But in today's Internet startup world, the terms really tend to overlap. People asking for a UX'er think they want a programmer who makes stuff that works. In reality though, I think it's hard to be really good at both of those. There are those that are but they have generally gone from one to the other. Not aimed at getting great at both, at once. My recommendation to you is that you specialize in either, nurture an interest in the other, but don't go after both at once.

In my opinion, UX requires a certain perspective or mindset, a set of values of what's important. Standing up for the "idiot" user, admire the inconsistencies and limitations of human psychology and being a humanist who works with and not against our biological shortcomings. Understanding and gaining those values takes practice and studying.

Development of software relies on other values of practice and they're not always compatible with the former. UX designers don't come up with great designs through logical analysis. There's room for spontaneity and lateral thinking. Why it's wise to take UX out of the context of libraries, frameworks, widgets and preprogrammed controls and design on a bigger canvas. The iPhone was not born in an IDE.

The courses I look back at now as being most useful to me didn't concern programming but the scientific method and being able to critically analyze your own thought processes. Learning to interview people and write field notes as a way to observe what they did, rather than what they said, form the foundation in how I strive to design for what people need. Not what they say they need ("faster horses").

So I recommend you choose what school your heart tells you that you belong to. Start from there. Then find the bridges to the other side and don't let conventional thinking in either camp hold you back in regards to what you choose to do.


Big Quora fan here too!

I like your focus on changing ones mindset. It's so incredibly easy when you have all the insight in the technical workings, to blame interaction problems on the user.

For me, the most powerful transformation in this regard happened when I was working in a team where we took turns doing support.
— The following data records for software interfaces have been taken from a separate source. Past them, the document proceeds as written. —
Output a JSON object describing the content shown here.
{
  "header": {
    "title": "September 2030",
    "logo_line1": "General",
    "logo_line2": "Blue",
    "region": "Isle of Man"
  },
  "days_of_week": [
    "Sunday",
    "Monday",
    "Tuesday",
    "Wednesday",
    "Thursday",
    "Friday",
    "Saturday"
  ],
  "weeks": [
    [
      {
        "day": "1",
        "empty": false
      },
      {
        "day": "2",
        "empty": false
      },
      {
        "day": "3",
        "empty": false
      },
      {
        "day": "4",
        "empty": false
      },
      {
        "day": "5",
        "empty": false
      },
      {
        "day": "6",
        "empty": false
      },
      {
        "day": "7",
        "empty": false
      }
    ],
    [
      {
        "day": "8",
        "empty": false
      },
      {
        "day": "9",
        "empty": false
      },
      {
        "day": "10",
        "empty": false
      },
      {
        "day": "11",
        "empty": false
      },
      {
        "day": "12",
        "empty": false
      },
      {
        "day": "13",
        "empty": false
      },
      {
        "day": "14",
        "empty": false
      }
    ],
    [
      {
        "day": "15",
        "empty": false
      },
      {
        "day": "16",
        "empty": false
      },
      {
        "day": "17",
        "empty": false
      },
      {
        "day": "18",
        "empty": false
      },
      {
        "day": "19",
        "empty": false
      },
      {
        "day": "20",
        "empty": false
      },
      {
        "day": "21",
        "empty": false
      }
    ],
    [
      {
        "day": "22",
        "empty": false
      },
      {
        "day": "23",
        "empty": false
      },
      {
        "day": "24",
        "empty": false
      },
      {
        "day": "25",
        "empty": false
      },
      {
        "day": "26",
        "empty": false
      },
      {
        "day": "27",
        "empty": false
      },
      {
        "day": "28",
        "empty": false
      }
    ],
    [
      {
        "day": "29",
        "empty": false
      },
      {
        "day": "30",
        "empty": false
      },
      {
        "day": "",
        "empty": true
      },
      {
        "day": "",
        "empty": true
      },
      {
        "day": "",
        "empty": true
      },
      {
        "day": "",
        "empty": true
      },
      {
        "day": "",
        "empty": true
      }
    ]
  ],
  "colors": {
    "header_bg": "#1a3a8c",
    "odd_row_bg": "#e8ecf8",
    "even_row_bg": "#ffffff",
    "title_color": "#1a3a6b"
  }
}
Getting to know the actual people behind the screen names was a game changer! It went from stupid user123 not understanding what order to click buttons, to us developers failing at creating something that would actually help Sarah perform her tasks.

For this reason I'll suggest considering rotating support between *everyone* in your organisation.

Hi Tobias,

That's a fantastic idea. Unfortunately there's often resistance to letting developers and end-users interact. There's this ages old idea that the project manager should be the only channel between the actual users and buyers and the team building something. It's incredibly harmful.

This article was updated on 2020-03-02

Jakob Persson

Your host. A founder and entrepreneur since 20 years. Having worked as a freelancer, consultant and co-founder of a successful digital agency has shaped his skills in and insights into business. Jakob blogs at, speaks at events and consults with agencies and freelancers in growing and developing their companies. He holds degrees in media technology and cognitive science.